In the last five years, the media has been buzzing about one of America’s favorite delicacies, chocolate, and the health benefits it can bring. One study stated that chocolate rich in flavanols could help reduce stress, while others suggested dark chocolate could provide antioxidants, reduce inflammation and even slash your risk of heart disease.
With all these claims swirling around, it’s hard to know what to believe. However, a few experts have shed light on a few of these findings, and here’s what they found: The next time you get a craving for a sweet snack that may also help protect against coronary heart disease, reach for one of nature’s sweetest and purest contributions—dark chocolate.

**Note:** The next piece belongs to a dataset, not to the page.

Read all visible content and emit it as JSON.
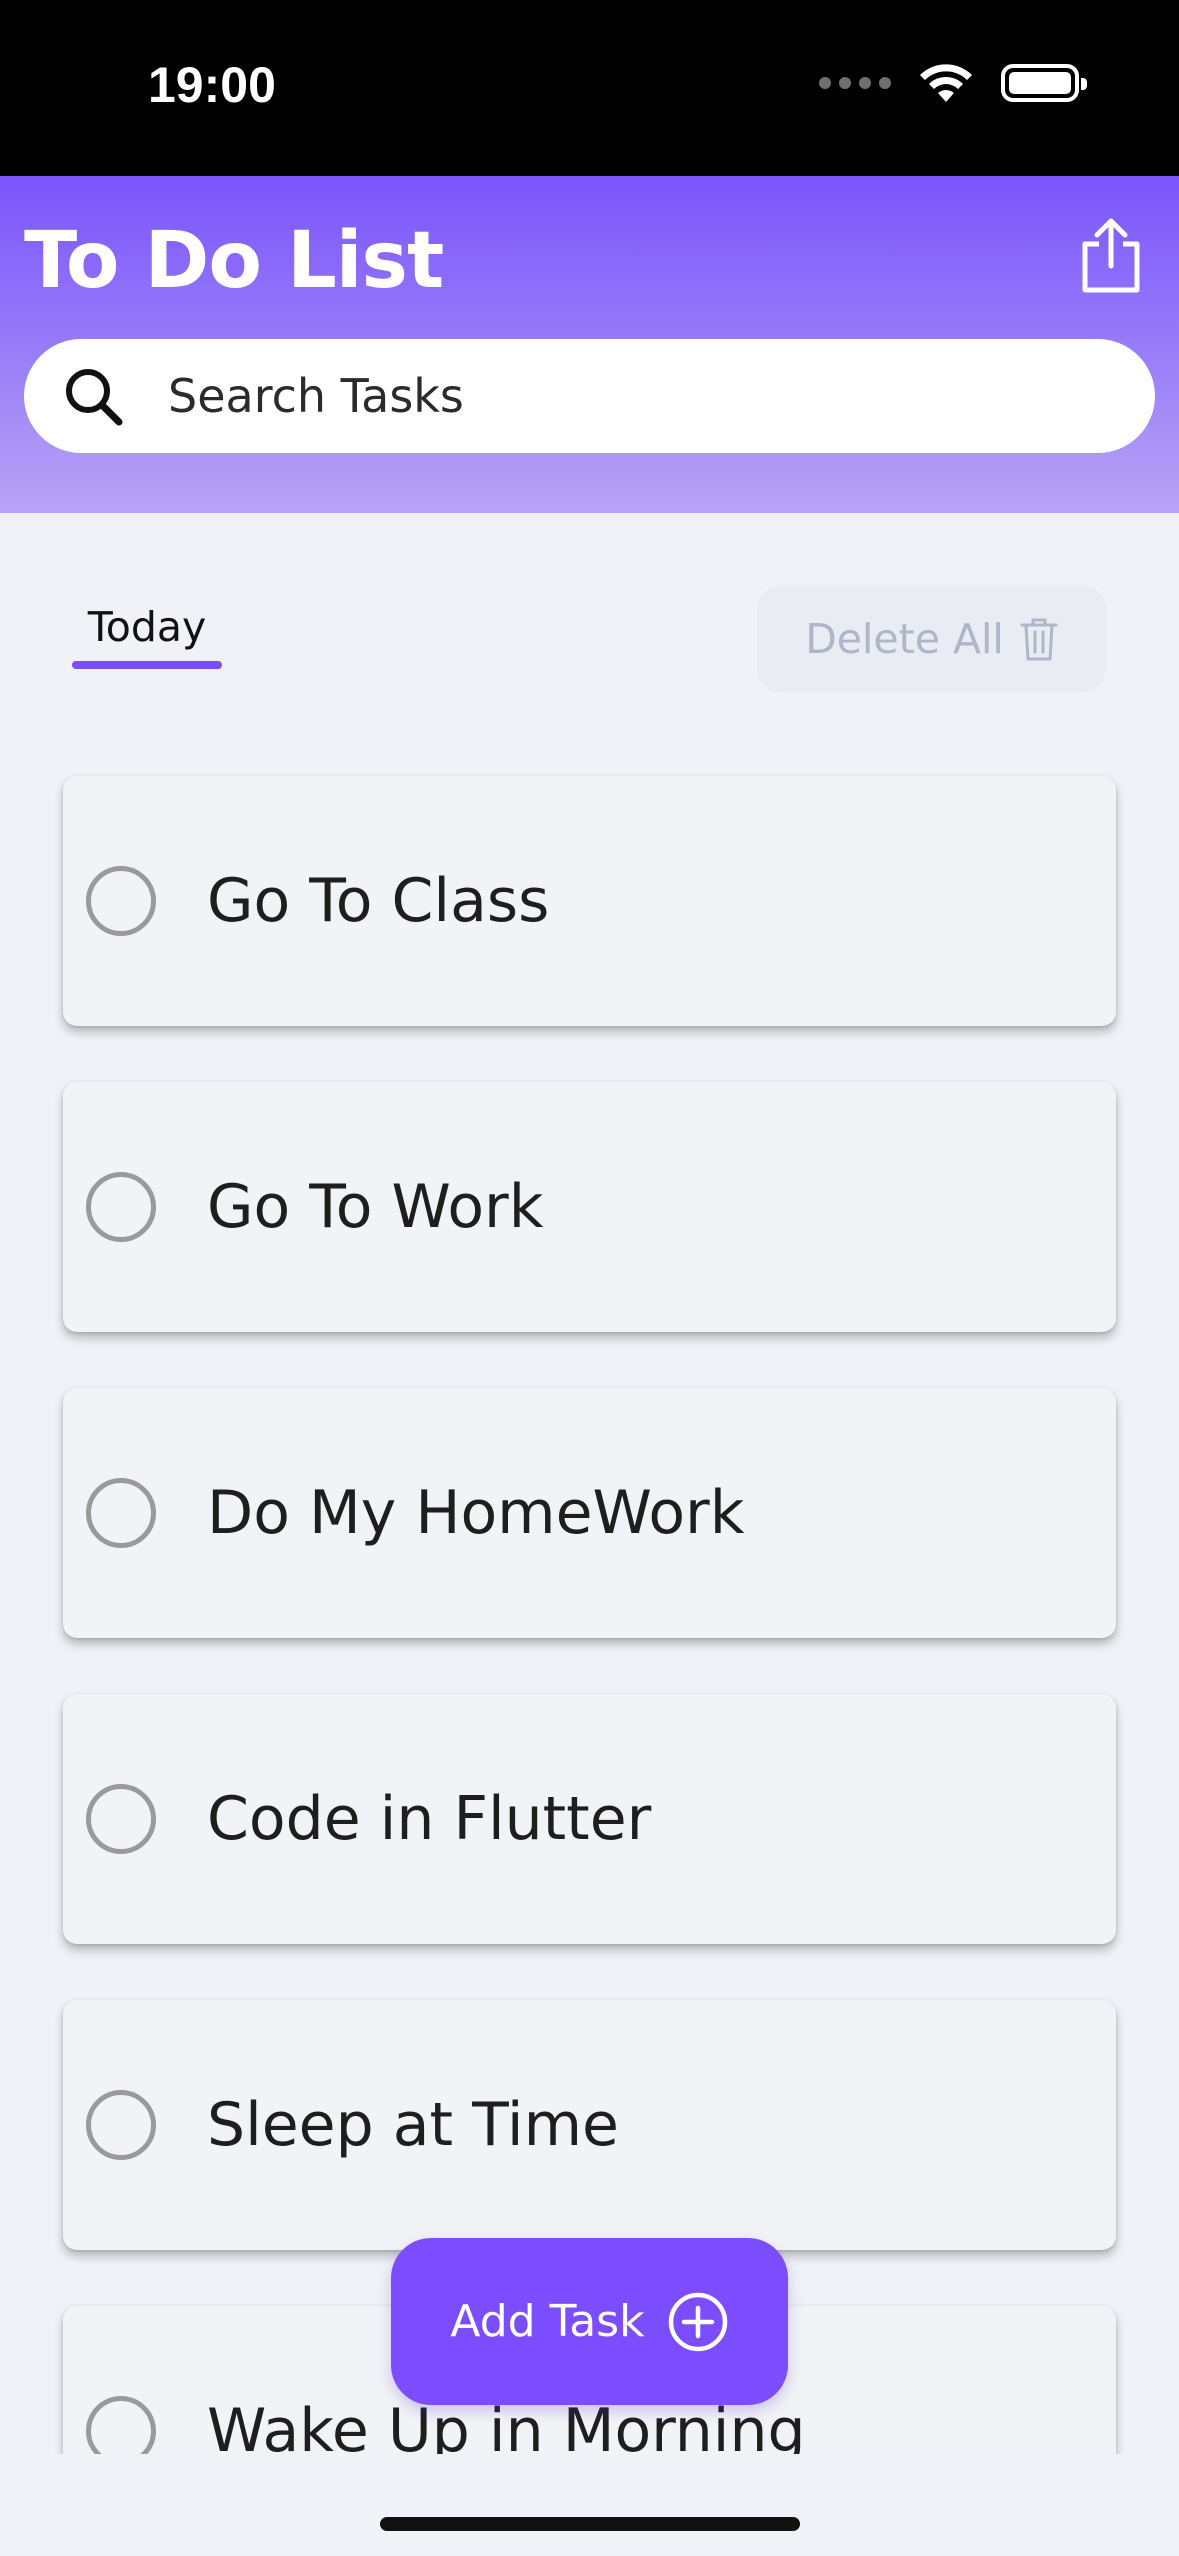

A few experts have shed some light on just how chocolate benefits our bodies.
Photo by Boz Bros/Courtesy Flickr
Researchers reviewed multiple studies to find out just how much chocolate affects coronary heart disease, the leading cause of death in the United States for both men and women. Many of the results seem promising. One study found that those who eat chocolate at least five times per week are less likely to suffer from coronary heart disease. In another study, those who indulged in chocolate at least once per week had a 35 percent reduced risk of contracting the disease.
Nothing beats hot cocoa on a frigid, winter day, and the treat may contain health benefits as well. In another study, those who sipped on cocoa as their main beverage had a decreased likelihood of cardiovascular-related death.
Researchers also found some good news for chocolate lovers who struggle with high blood pressure or cholesterol levels. Patients who consumed flavanol-rich dark chocolate were more likely to see a decrease in blood pressure than those who munched on white chocolate.
In addition, one study showed eating dark chocolate resulted in a decrease in total cholesterol and low-density lipoprotein (LDL) cholesterol, the bad cholesterol that can build up in the inner walls of the arteries, sometimes resulting in a heart attack or stroke. Even better, another study found the same decrease in bad cholesterol and an increase in high-density lipoprotein (HDL) cholesterol. HDL cholesterol is known as “good cholesterol,” because it carries cholesterol away from the arteries and to the liver where it is passed from the body.
Of course, future research is needed to truly determine just how much this sweet snack benefits our bodies. In the meantime, experts suggest consuming dark chocolate in moderate amounts.
To create a few homemade delicacies in the comfort of your own home, check out these recipes. Happy snacking!
More than 150 workshops, great deals from more than 200 exhibitors, off-stage demos, inspirational keynotes, and great food!LEARN MORE